High-heeled shoes, also known as high heels, are a type of shoe with an angled sole. The heel in such shoes is raised above the ball of the foot. High heels cause the legs to appear longer, make the wearer appear taller, and accentuate the calf muscle.
There are many types of heels in varying colors, materials, styles, and heights. High heels have been used in various ways to communicate nationality, professional affiliation, gender, and social status. High heels have been an important statement piece of fashion throughout history in the West. In early 17th-century Europe, high heels were a sign of masculinity and high social status. It wasn't until the end of the century that this trend spread to women's fashion. By the 18th century, high-heeled shoes had split along gender lines. By this time, heels for men were chunky squares attached to riding boots or tall formal dress boots, while women's high heels were narrow and pointy and often attached to slipper-like dress shoes (similar to modern heels). By the 20th century, high heels with a slim profile represented femininity; however, a thick high heel on a boot or clog was still acceptable for men. Until the 1950s, shoe heels were typically made of wood, but in recent years they have been made of a variety of materials including leather, suede, and plastic.
Wearing high heels is associated with greater risk of falls, musculoskeletal pain, the development of foot deformities and varicose veins.

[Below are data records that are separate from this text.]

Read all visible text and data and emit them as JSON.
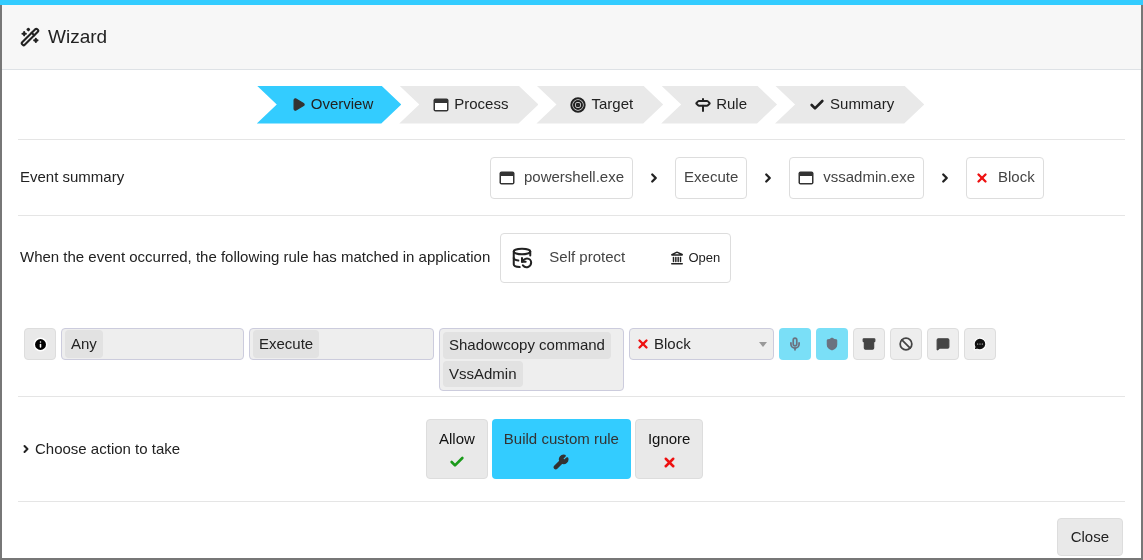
{
  "window": {
    "title": "Wizard"
  },
  "steps": [
    {
      "label": "Overview",
      "selected": true
    },
    {
      "label": "Process",
      "selected": false
    },
    {
      "label": "Target",
      "selected": false
    },
    {
      "label": "Rule",
      "selected": false
    },
    {
      "label": "Summary",
      "selected": false
    }
  ],
  "event_summary": {
    "label": "Event summary",
    "chain": [
      {
        "kind": "process",
        "text": "powershell.exe"
      },
      {
        "kind": "action",
        "text": "Execute"
      },
      {
        "kind": "process",
        "text": "vssadmin.exe"
      },
      {
        "kind": "verdict",
        "text": "Block"
      }
    ]
  },
  "match": {
    "text": "When the event occurred, the following rule has matched in application",
    "application": "Self protect",
    "open_link": "Open"
  },
  "rule": {
    "source": "Any",
    "action": "Execute",
    "targets": [
      "Shadowcopy command",
      "VssAdmin"
    ],
    "verdict": "Block",
    "toggles": [
      {
        "on": true
      },
      {
        "on": true
      },
      {
        "on": false
      },
      {
        "on": false
      },
      {
        "on": false
      },
      {
        "on": false
      }
    ]
  },
  "choose_action": {
    "label": "Choose action to take",
    "options": [
      {
        "label": "Allow",
        "selected": false
      },
      {
        "label": "Build custom rule",
        "selected": true
      },
      {
        "label": "Ignore",
        "selected": false
      }
    ]
  },
  "footer": {
    "close": "Close"
  }
}
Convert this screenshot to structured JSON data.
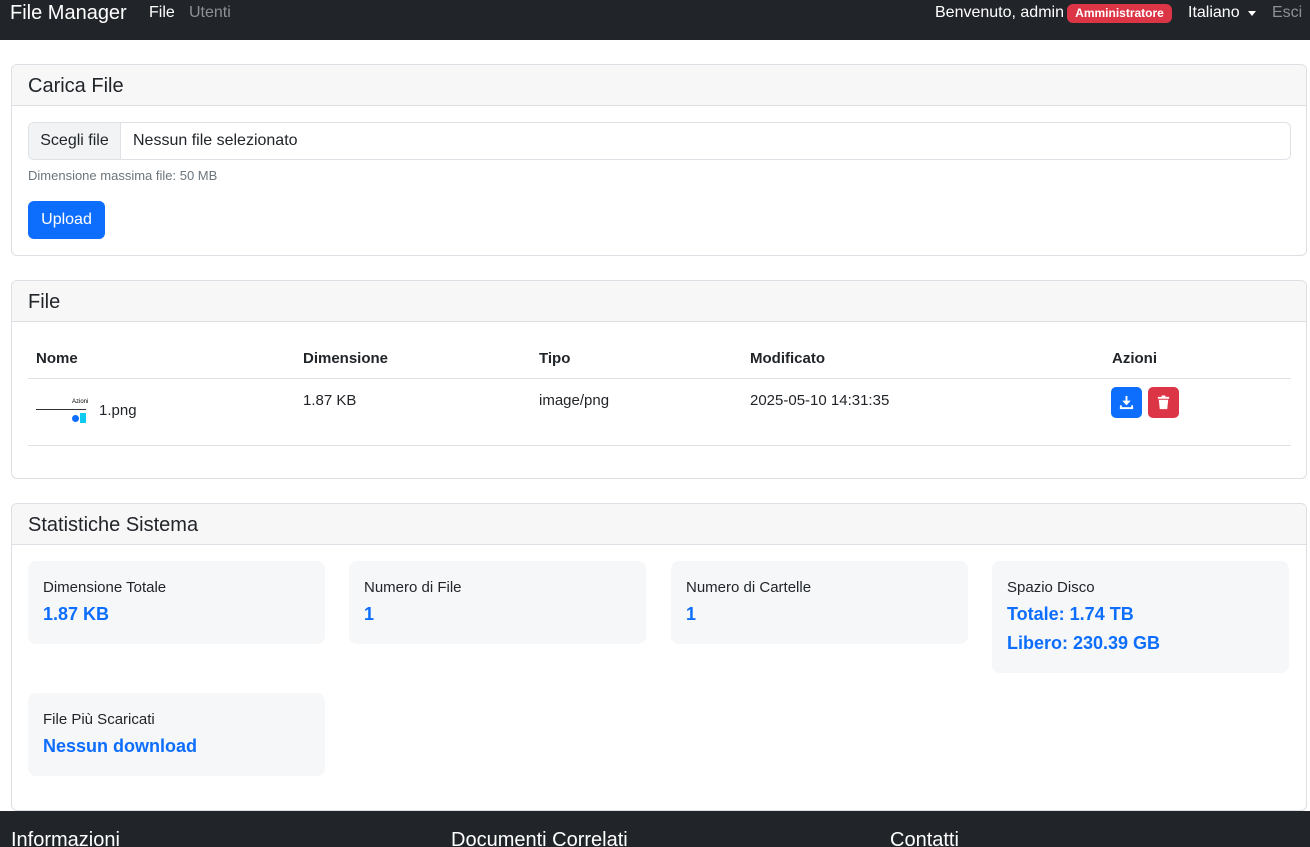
{
  "navbar": {
    "brand": "File Manager",
    "nav_file": "File",
    "nav_users": "Utenti",
    "welcome": "Benvenuto, admin",
    "role_badge": "Amministratore",
    "language": "Italiano",
    "logout": "Esci"
  },
  "upload": {
    "title": "Carica File",
    "choose_label": "Scegli file",
    "no_file": "Nessun file selezionato",
    "max_size": "Dimensione massima file: 50 MB",
    "upload_button": "Upload"
  },
  "files": {
    "title": "File",
    "columns": [
      "Nome",
      "Dimensione",
      "Tipo",
      "Modificato",
      "Azioni"
    ],
    "rows": [
      {
        "name": "1.png",
        "size": "1.87 KB",
        "type": "image/png",
        "modified": "2025-05-10 14:31:35",
        "thumbnail_text": "Azioni"
      }
    ]
  },
  "stats": {
    "title": "Statistiche Sistema",
    "total_size_label": "Dimensione Totale",
    "total_size_value": "1.87 KB",
    "file_count_label": "Numero di File",
    "file_count_value": "1",
    "folder_count_label": "Numero di Cartelle",
    "folder_count_value": "1",
    "disk_label": "Spazio Disco",
    "disk_total": "Totale: 1.74 TB",
    "disk_free": "Libero: 230.39 GB",
    "top_downloads_label": "File Più Scaricati",
    "top_downloads_value": "Nessun download"
  },
  "footer": {
    "info": "Informazioni",
    "docs": "Documenti Correlati",
    "contacts": "Contatti"
  },
  "colors": {
    "navbar_bg": "#212529",
    "primary": "#0d6efd",
    "danger": "#dc3545",
    "card_header_bg": "#f7f7f7",
    "stat_bg": "#f6f7f8"
  },
  "icons": [
    "download-icon",
    "trash-icon",
    "caret-down-icon"
  ]
}
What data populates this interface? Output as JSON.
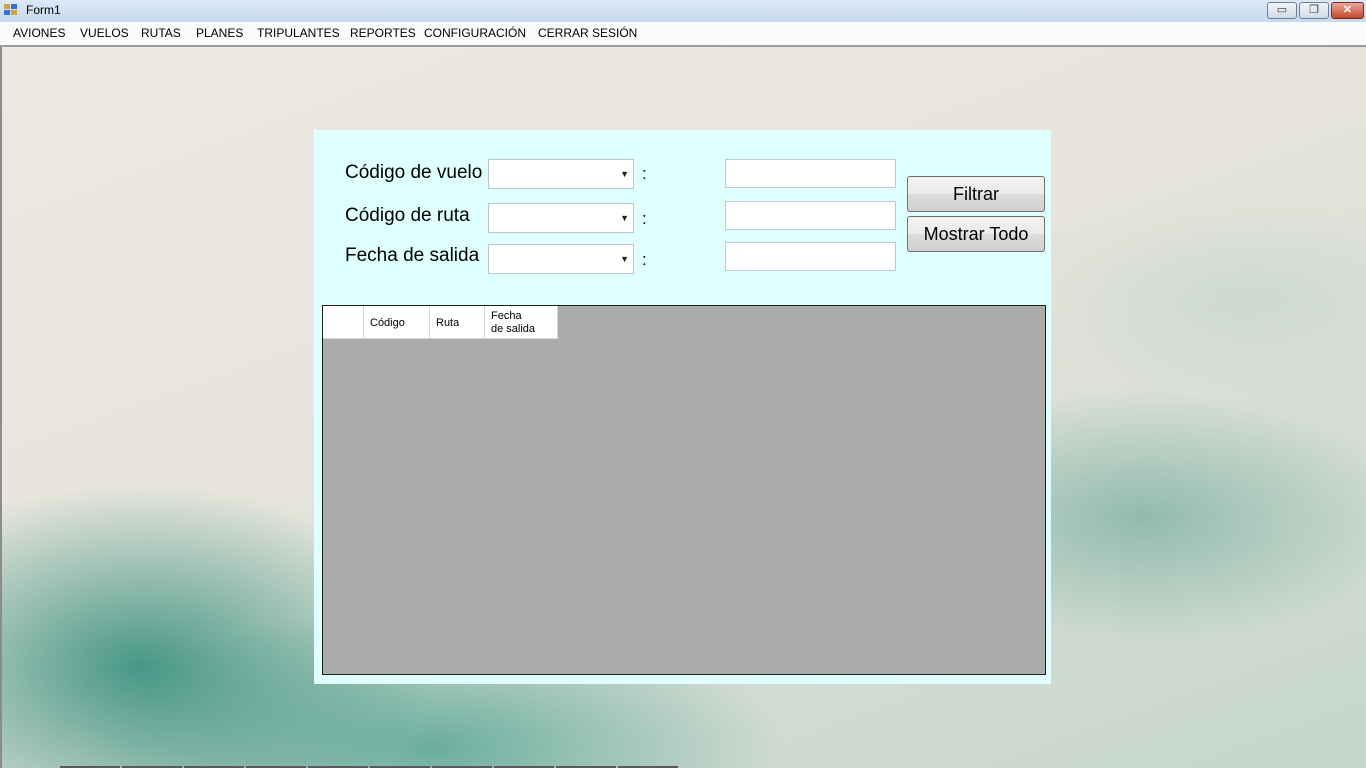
{
  "window": {
    "title": "Form1",
    "controls": {
      "minimize": "▭",
      "restore": "❐",
      "close": "✕"
    }
  },
  "menu": {
    "items": [
      {
        "label": "AVIONES"
      },
      {
        "label": "VUELOS"
      },
      {
        "label": "RUTAS"
      },
      {
        "label": "PLANES"
      },
      {
        "label": "TRIPULANTES"
      },
      {
        "label": "REPORTES"
      },
      {
        "label": "CONFIGURACIÓN"
      },
      {
        "label": "CERRAR SESIÓN"
      }
    ]
  },
  "filter": {
    "rows": [
      {
        "label": "Código de vuelo",
        "combo_value": "",
        "separator": ":",
        "text_value": ""
      },
      {
        "label": "Código de ruta",
        "combo_value": "",
        "separator": ":",
        "text_value": ""
      },
      {
        "label": "Fecha de salida",
        "combo_value": "",
        "separator": ":",
        "text_value": ""
      }
    ],
    "filter_button": "Filtrar",
    "show_all_button": "Mostrar Todo"
  },
  "grid": {
    "columns": [
      {
        "label": ""
      },
      {
        "label": "Código"
      },
      {
        "label": "Ruta"
      },
      {
        "label": "Fecha\nde salida"
      }
    ],
    "rows": []
  },
  "colors": {
    "panel_bg": "#e0ffff",
    "grid_bg": "#ababab"
  }
}
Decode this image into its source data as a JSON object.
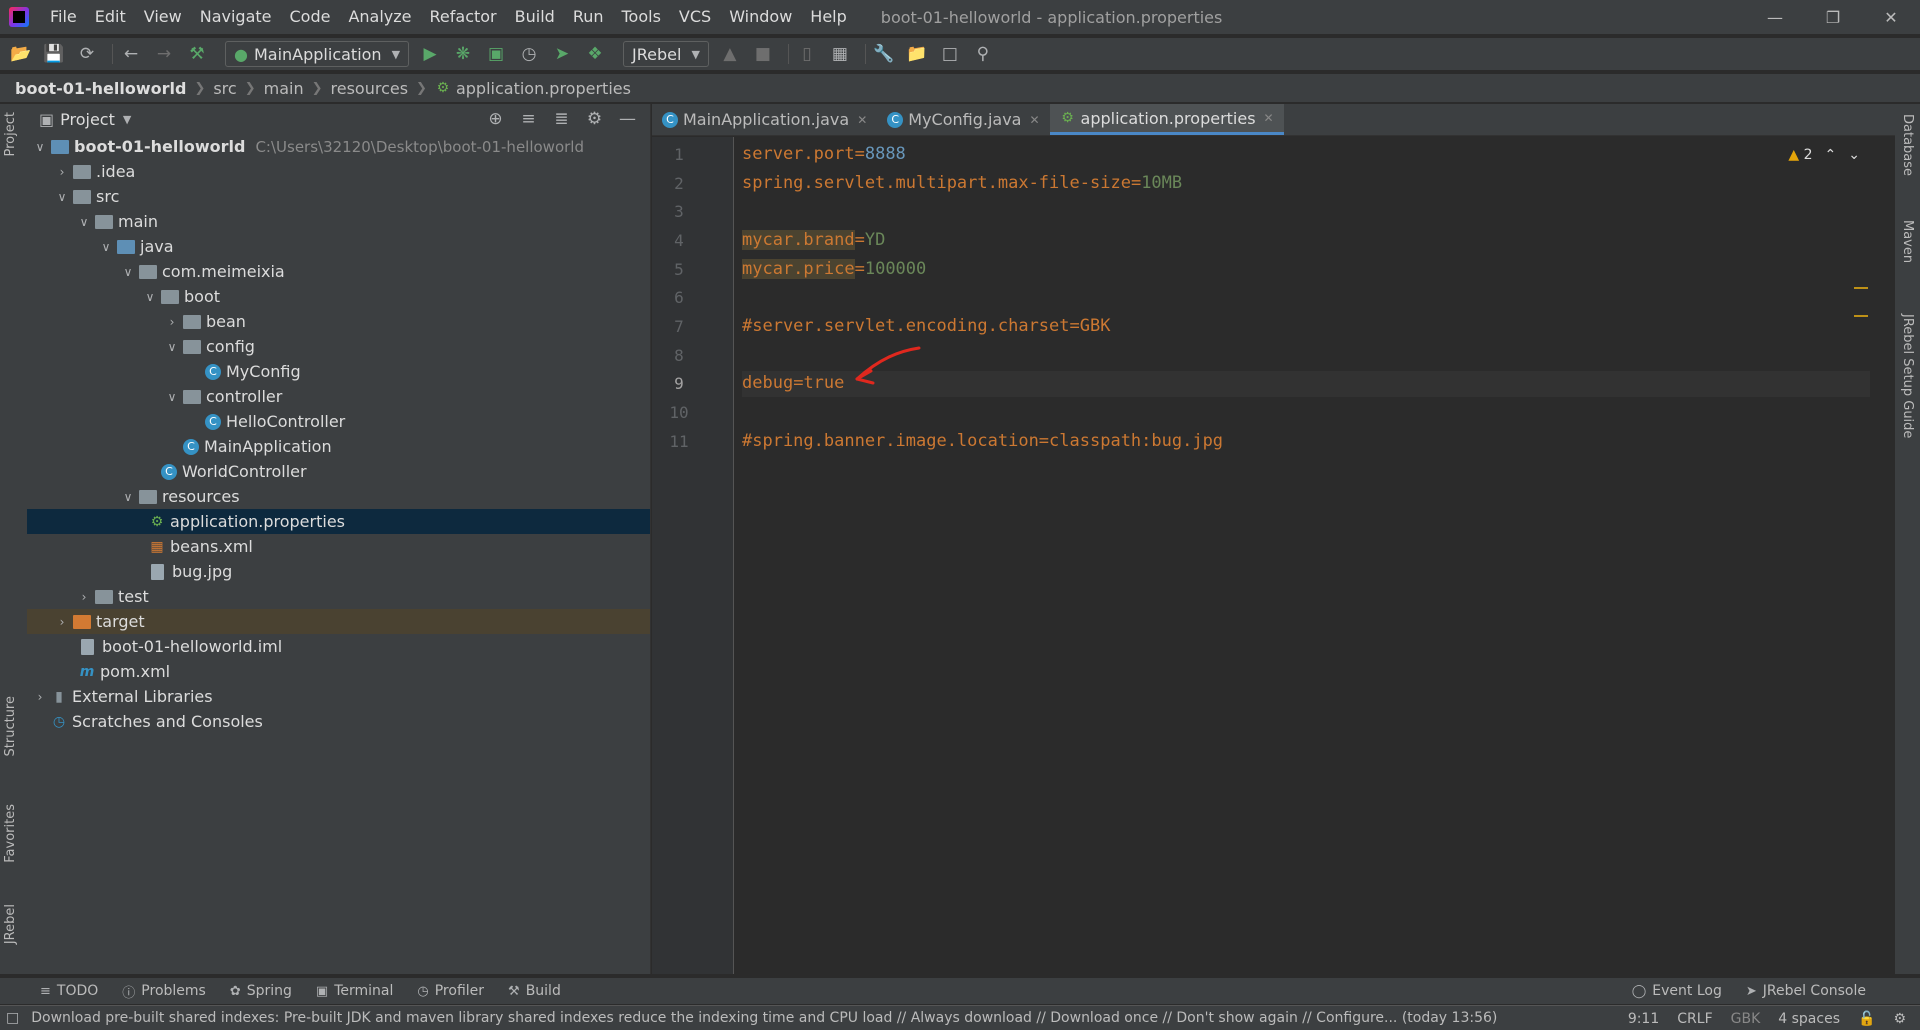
{
  "window": {
    "menu": [
      "File",
      "Edit",
      "View",
      "Navigate",
      "Code",
      "Analyze",
      "Refactor",
      "Build",
      "Run",
      "Tools",
      "VCS",
      "Window",
      "Help"
    ],
    "title": "boot-01-helloworld - application.properties"
  },
  "toolbar": {
    "run_config": "MainApplication",
    "jrebel_config": "JRebel"
  },
  "breadcrumb": [
    "boot-01-helloworld",
    "src",
    "main",
    "resources",
    "application.properties"
  ],
  "project_panel": {
    "title": "Project",
    "root": {
      "name": "boot-01-helloworld",
      "path": "C:\\Users\\32120\\Desktop\\boot-01-helloworld"
    },
    "nodes": [
      ".idea",
      "src",
      "main",
      "java",
      "com.meimeixia",
      "boot",
      "bean",
      "config",
      "MyConfig",
      "controller",
      "HelloController",
      "MainApplication",
      "WorldController",
      "resources",
      "application.properties",
      "beans.xml",
      "bug.jpg",
      "test",
      "target",
      "boot-01-helloworld.iml",
      "pom.xml",
      "External Libraries",
      "Scratches and Consoles"
    ]
  },
  "tabs": [
    "MainApplication.java",
    "MyConfig.java",
    "application.properties"
  ],
  "editor": {
    "line_numbers": [
      "1",
      "2",
      "3",
      "4",
      "5",
      "6",
      "7",
      "8",
      "9",
      "10",
      "11"
    ],
    "lines": {
      "l1_key": "server.port",
      "l1_val": "8888",
      "l2_key": "spring.servlet.multipart.max-file-size",
      "l2_val": "10MB",
      "l4_key": "mycar.brand",
      "l4_val": "YD",
      "l5_key": "mycar.price",
      "l5_val": "100000",
      "l7": "#server.servlet.encoding.charset=GBK",
      "l9_key": "debug",
      "l9_val": "true",
      "l11": "#spring.banner.image.location=classpath:bug.jpg"
    },
    "equals": "=",
    "warnings_count": "2"
  },
  "left_strip": [
    "Project",
    "Structure",
    "Favorites",
    "JRebel"
  ],
  "right_strip": [
    "Database",
    "Maven",
    "JRebel Setup Guide"
  ],
  "bottom_tools": {
    "left": [
      "TODO",
      "Problems",
      "Spring",
      "Terminal",
      "Profiler",
      "Build"
    ],
    "right": [
      "Event Log",
      "JRebel Console"
    ]
  },
  "status": {
    "message": "Download pre-built shared indexes: Pre-built JDK and maven library shared indexes reduce the indexing time and CPU load // Always download // Download once // Don't show again // Configure... (today 13:56)",
    "position": "9:11",
    "line_sep": "CRLF",
    "encoding": "GBK",
    "indent": "4 spaces"
  },
  "colors": {
    "key": "#cc7832",
    "value": "#6a8759",
    "number": "#6897bb",
    "annotation": "#e0281e",
    "selection": "#0d293e"
  }
}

Knee osteoarthritis appears to be twice as common in women as in men, although pressure on the knees is the same when men and women walk barefoot. Wide-heeled shoes increase the inward twisting force on the knee by 26% compared with 22% for narrow-heeled shoes. This force in turn increased compression on the insides of the knee joints.